Problem description: Output what the records say, word for word, with no images.

Records to use:
┏━━
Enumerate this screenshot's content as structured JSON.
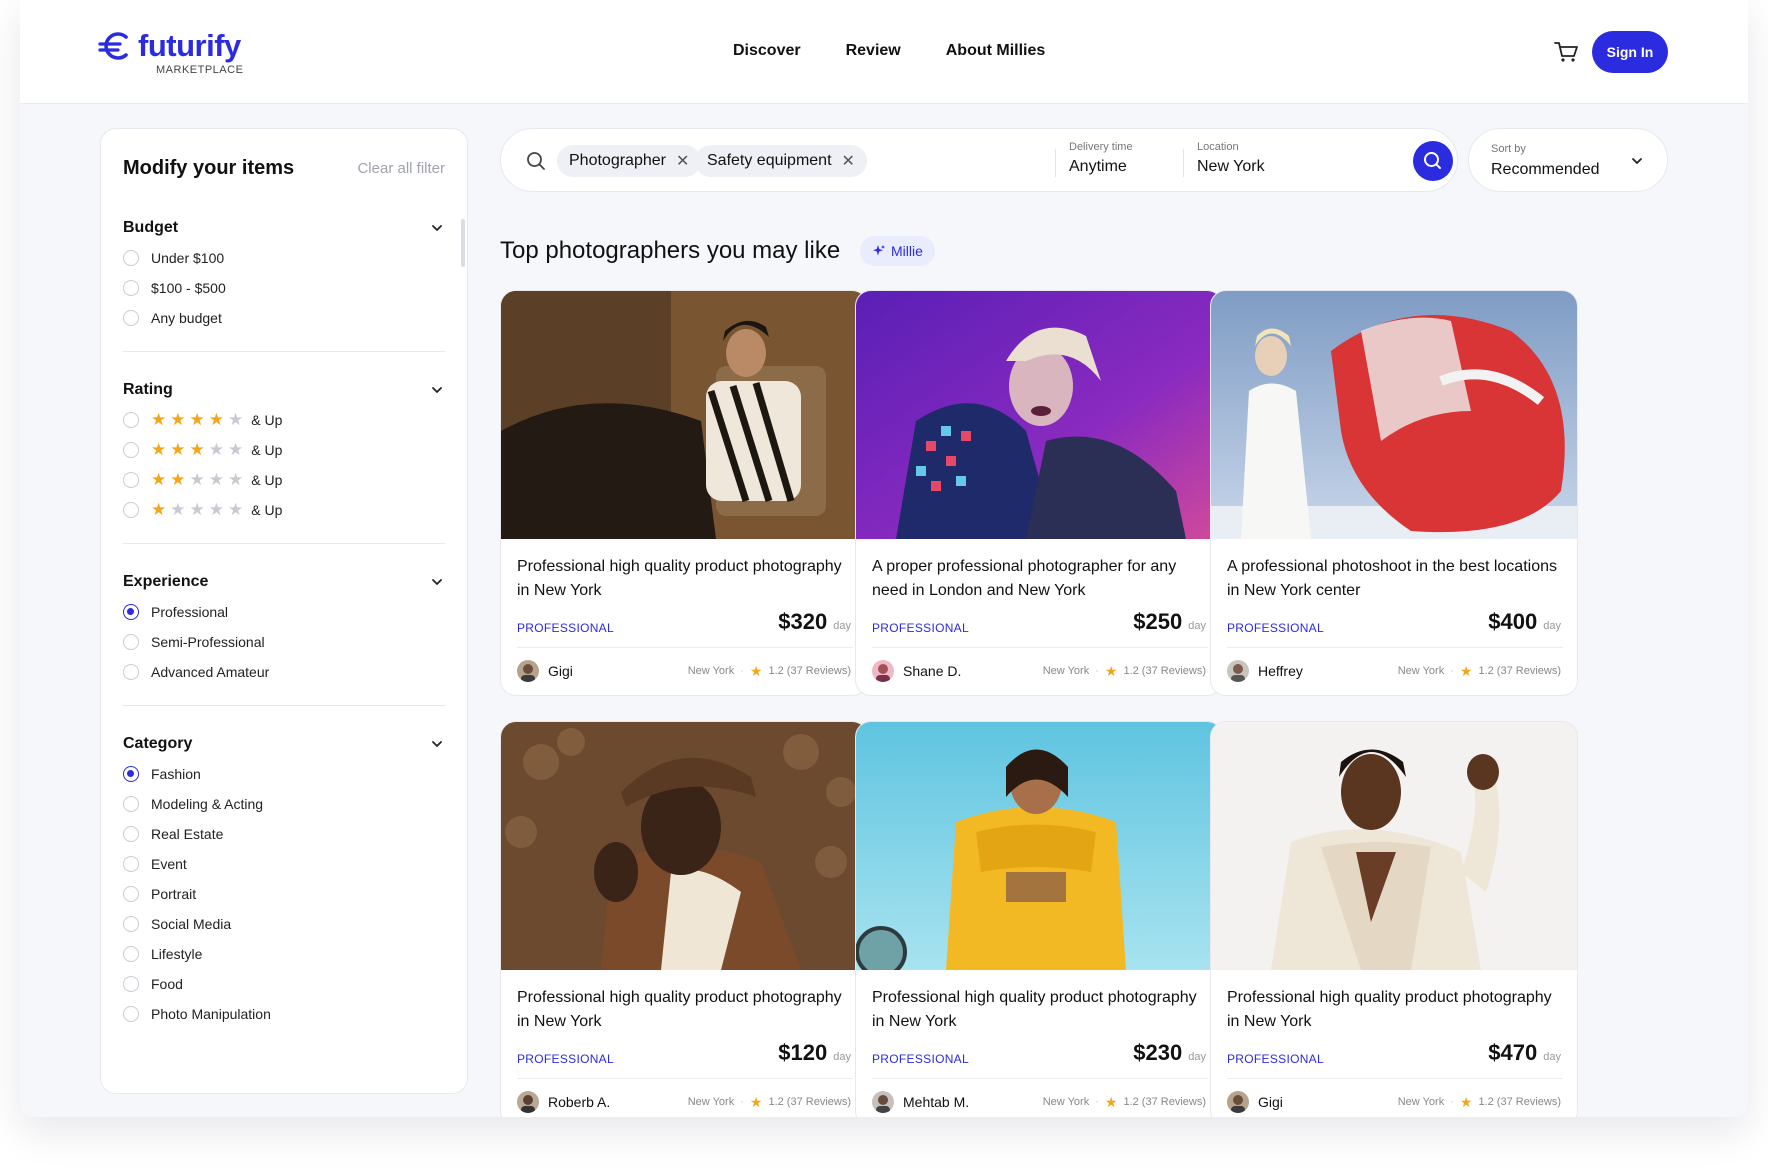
{
  "brand": {
    "name": "futurify",
    "sub": "MARKETPLACE",
    "color": "#2b2be0"
  },
  "nav": [
    "Discover",
    "Review",
    "About Millies"
  ],
  "header": {
    "sign_in": "Sign In"
  },
  "sidebar": {
    "title": "Modify your items",
    "clear": "Clear all filter",
    "budget": {
      "title": "Budget",
      "options": [
        "Under $100",
        "$100 - $500",
        "Any budget"
      ]
    },
    "rating": {
      "title": "Rating",
      "suffix": "& Up",
      "levels": [
        4,
        3,
        2,
        1
      ]
    },
    "experience": {
      "title": "Experience",
      "options": [
        "Professional",
        "Semi-Professional",
        "Advanced Amateur"
      ],
      "selected": 0
    },
    "category": {
      "title": "Category",
      "options": [
        "Fashion",
        "Modeling & Acting",
        "Real Estate",
        "Event",
        "Portrait",
        "Social Media",
        "Lifestyle",
        "Food",
        "Photo Manipulation"
      ],
      "selected": 0
    }
  },
  "search": {
    "chips": [
      "Photographer",
      "Safety equipment"
    ],
    "delivery": {
      "label": "Delivery time",
      "value": "Anytime"
    },
    "location": {
      "label": "Location",
      "value": "New York"
    }
  },
  "sort": {
    "label": "Sort by",
    "value": "Recommended"
  },
  "heading": "Top photographers you may like",
  "millie_badge": "Millie",
  "cards": [
    {
      "title": "Professional high quality product photography in New York",
      "level": "PROFESSIONAL",
      "price": "$320",
      "per": "day",
      "author": "Gigi",
      "location": "New York",
      "rating": "1.2 (37 Reviews)"
    },
    {
      "title": "A proper professional photographer for any need in London and New York",
      "level": "PROFESSIONAL",
      "price": "$250",
      "per": "day",
      "author": "Shane D.",
      "location": "New York",
      "rating": "1.2 (37 Reviews)"
    },
    {
      "title": "A professional photoshoot in the best locations in New York center",
      "level": "PROFESSIONAL",
      "price": "$400",
      "per": "day",
      "author": "Heffrey",
      "location": "New York",
      "rating": "1.2 (37 Reviews)"
    },
    {
      "title": "Professional high quality product photography in New York",
      "level": "PROFESSIONAL",
      "price": "$120",
      "per": "day",
      "author": "Roberb A.",
      "location": "New York",
      "rating": "1.2 (37 Reviews)"
    },
    {
      "title": "Professional high quality product photography in New York",
      "level": "PROFESSIONAL",
      "price": "$230",
      "per": "day",
      "author": "Mehtab M.",
      "location": "New York",
      "rating": "1.2 (37 Reviews)"
    },
    {
      "title": "Professional high quality product photography in New York",
      "level": "PROFESSIONAL",
      "price": "$470",
      "per": "day",
      "author": "Gigi",
      "location": "New York",
      "rating": "1.2 (37 Reviews)"
    }
  ]
}
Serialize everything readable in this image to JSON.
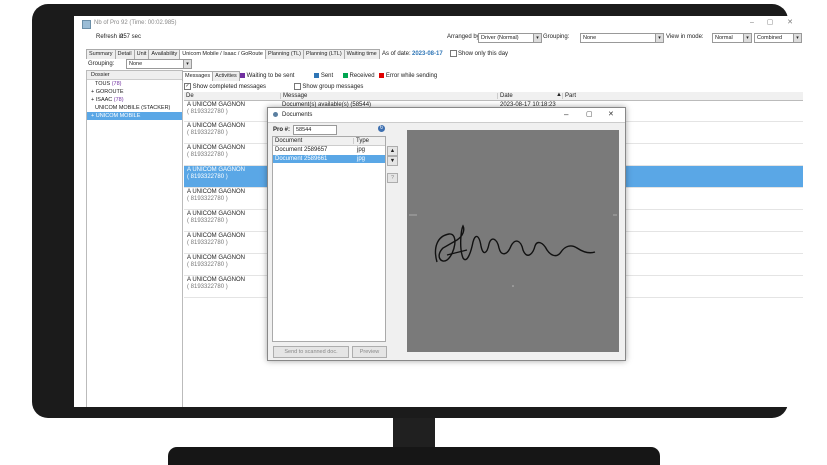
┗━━
Answer for the task:
Enumerate this screenshot's content as structured JSON.
{
  "brand": {
    "name": "futurify",
    "sub": "MARKETPLACE",
    "color": "#2b2be0"
  },
  "nav": [
    "Discover",
    "Review",
    "About Millies"
  ],
  "header": {
    "sign_in": "Sign In"
  },
  "sidebar": {
    "title": "Modify your items",
    "clear": "Clear all filter",
    "budget": {
      "title": "Budget",
      "options": [
        "Under $100",
        "$100 - $500",
        "Any budget"
      ]
    },
    "rating": {
      "title": "Rating",
      "suffix": "& Up",
      "levels": [
        4,
        3,
        2,
        1
      ]
    },
    "experience": {
      "title": "Experience",
      "options": [
        "Professional",
        "Semi-Professional",
        "Advanced Amateur"
      ],
      "selected": 0
    },
    "category": {
      "title": "Category",
      "options": [
        "Fashion",
        "Modeling & Acting",
        "Real Estate",
        "Event",
        "Portrait",
        "Social Media",
        "Lifestyle",
        "Food",
        "Photo Manipulation"
      ],
      "selected": 0
    }
  },
  "search": {
    "chips": [
      "Photographer",
      "Safety equipment"
    ],
    "delivery": {
      "label": "Delivery time",
      "value": "Anytime"
    },
    "location": {
      "label": "Location",
      "value": "New York"
    }
  },
  "sort": {
    "label": "Sort by",
    "value": "Recommended"
  },
  "heading": "Top photographers you may like",
  "millie_badge": "Millie",
  "cards": [
    {
      "title": "Professional high quality product photography in New York",
      "level": "PROFESSIONAL",
      "price": "$320",
      "per": "day",
      "author": "Gigi",
      "location": "New York",
      "rating": "1.2 (37 Reviews)"
    },
    {
      "title": "A proper professional photographer for any need in London and New York",
      "level": "PROFESSIONAL",
      "price": "$250",
      "per": "day",
      "author": "Shane D.",
      "location": "New York",
      "rating": "1.2 (37 Reviews)"
    },
    {
      "title": "A professional photoshoot in the best locations in New York center",
      "level": "PROFESSIONAL",
      "price": "$400",
      "per": "day",
      "author": "Heffrey",
      "location": "New York",
      "rating": "1.2 (37 Reviews)"
    },
    {
      "title": "Professional high quality product photography in New York",
      "level": "PROFESSIONAL",
      "price": "$120",
      "per": "day",
      "author": "Roberb A.",
      "location": "New York",
      "rating": "1.2 (37 Reviews)"
    },
    {
      "title": "Professional high quality product photography in New York",
      "level": "PROFESSIONAL",
      "price": "$230",
      "per": "day",
      "author": "Mehtab M.",
      "location": "New York",
      "rating": "1.2 (37 Reviews)"
    },
    {
      "title": "Professional high quality product photography in New York",
      "level": "PROFESSIONAL",
      "price": "$470",
      "per": "day",
      "author": "Gigi",
      "location": "New York",
      "rating": "1.2 (37 Reviews)"
    }
  ]
}
Serialize everything readable in this image to JSON.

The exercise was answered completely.